Results: A review of the studies shows that vitamin B12, folic acid, and N-acetylcysteine (NAC) have a considerable protective effect on NIHL. However, these protective effects are not yet specified in different frequencies. The findings regarding the protective effects of other antioxidants are inconsistent in this field.
Conclusion: Vitamin B12, folic acid, and NAC may have a protective effect as an antioxidant on reducing occupational hearing loss. For a conclusive evidence of vitamin/antioxidant protective therapies, future studies with precise criteria for noise exposure and similar outcome parameters are required.
Objectives: The purpose of this study was to examine the relationship between social participation (type/pattern) and mortality according to company size of the longest-held job among older men in Japan who have worked in the company.
Methods: Longitudinal data from the Japan Gerontological Evaluation Study were used in this study. Functionally independent individuals aged 65 years and older in Japan were surveyed. Work and community organizations (local community, hobbies, and sports) were used as social participation. A Cox proportional hazards model was used to calculate mortality hazard ratios.
Results: Analysis was carried out on 19 260 participants. A total of 2870 deaths occurred during the 6-year follow-up period. Those in companies with 49 or fewer employees had the highest prevalence of work participation and the lowest participation in any community organization. Regardless of company size, the mortality risk was significantly lower for participants in any social participation (eg, the hazard ratio for participation in a hobby organization among those with a company size of 49 employees or fewer was 0.74, 95% CI: 0.65-0.85) compared to nonparticipants whose company size was 49 or fewer employees.
Conclusions: In Japan, although older men who have worked for small companies may have fewer benefits, their social participation may reduce their mortality risks. To avoid increasing health inequalities, it is necessary to create an environment in which they are more likely to participate in social activities.

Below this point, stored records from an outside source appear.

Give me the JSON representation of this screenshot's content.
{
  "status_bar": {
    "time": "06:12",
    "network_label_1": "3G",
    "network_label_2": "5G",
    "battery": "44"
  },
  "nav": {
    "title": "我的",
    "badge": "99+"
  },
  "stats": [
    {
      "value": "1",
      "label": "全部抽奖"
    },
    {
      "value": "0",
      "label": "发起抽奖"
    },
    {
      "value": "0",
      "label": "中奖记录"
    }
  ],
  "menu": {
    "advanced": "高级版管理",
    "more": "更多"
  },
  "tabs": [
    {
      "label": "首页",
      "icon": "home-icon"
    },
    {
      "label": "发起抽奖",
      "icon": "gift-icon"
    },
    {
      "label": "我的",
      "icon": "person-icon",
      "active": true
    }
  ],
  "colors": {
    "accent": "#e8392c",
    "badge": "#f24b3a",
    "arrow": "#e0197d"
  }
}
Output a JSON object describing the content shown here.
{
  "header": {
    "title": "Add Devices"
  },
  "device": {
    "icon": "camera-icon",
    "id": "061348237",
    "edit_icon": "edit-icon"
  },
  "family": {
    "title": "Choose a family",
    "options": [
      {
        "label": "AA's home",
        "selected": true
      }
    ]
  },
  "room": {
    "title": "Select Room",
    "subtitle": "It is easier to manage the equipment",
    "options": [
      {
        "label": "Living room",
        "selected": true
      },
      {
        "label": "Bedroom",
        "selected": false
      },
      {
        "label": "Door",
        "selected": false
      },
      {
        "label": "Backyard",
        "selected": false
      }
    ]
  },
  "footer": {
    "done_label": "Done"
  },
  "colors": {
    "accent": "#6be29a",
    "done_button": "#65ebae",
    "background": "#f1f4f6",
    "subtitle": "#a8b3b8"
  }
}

Objective: We aimed to analyse age-standardised mortality trends in Japan among blue- and white-collar male workers aged 25-64 years, by major causes of mortality from 1980 to 2015.
Methods: Five-yearly mortality data were extracted from occupation-specific vital statistics maintained by the Japanese Ministry of Health, Labour and Welfare. A time series study was conducted among employed men aged 25-64 years. Age-standardised mortality trends by occupational category were calculated separately for all cancers, ischaemic heart disease, cerebrovascular disease and suicide. Poisson regression analysis was performed to analyse mortality trends by occupational category for each cause.
Results: Mortality rates for all cancers and ischaemic heart disease were higher among white-collar workers than blue-collar workers throughout the 35-year study period. The gap in the mortality rates for all four causes of death among blue- and white-collar workers widened in 2000 after Japan's economic bubble burst in the late 1990s. Simultaneously, suicide mortality rates among white-collar workers increased sharply and have remained higher than among blue-collar workers.
Conclusions: White-collar male workers in Japan have a higher risk of mortality than male blue-collar workers. However, despite substantial differences, significant progress has been made in recent years in reducing mortality across all occupations in Japan.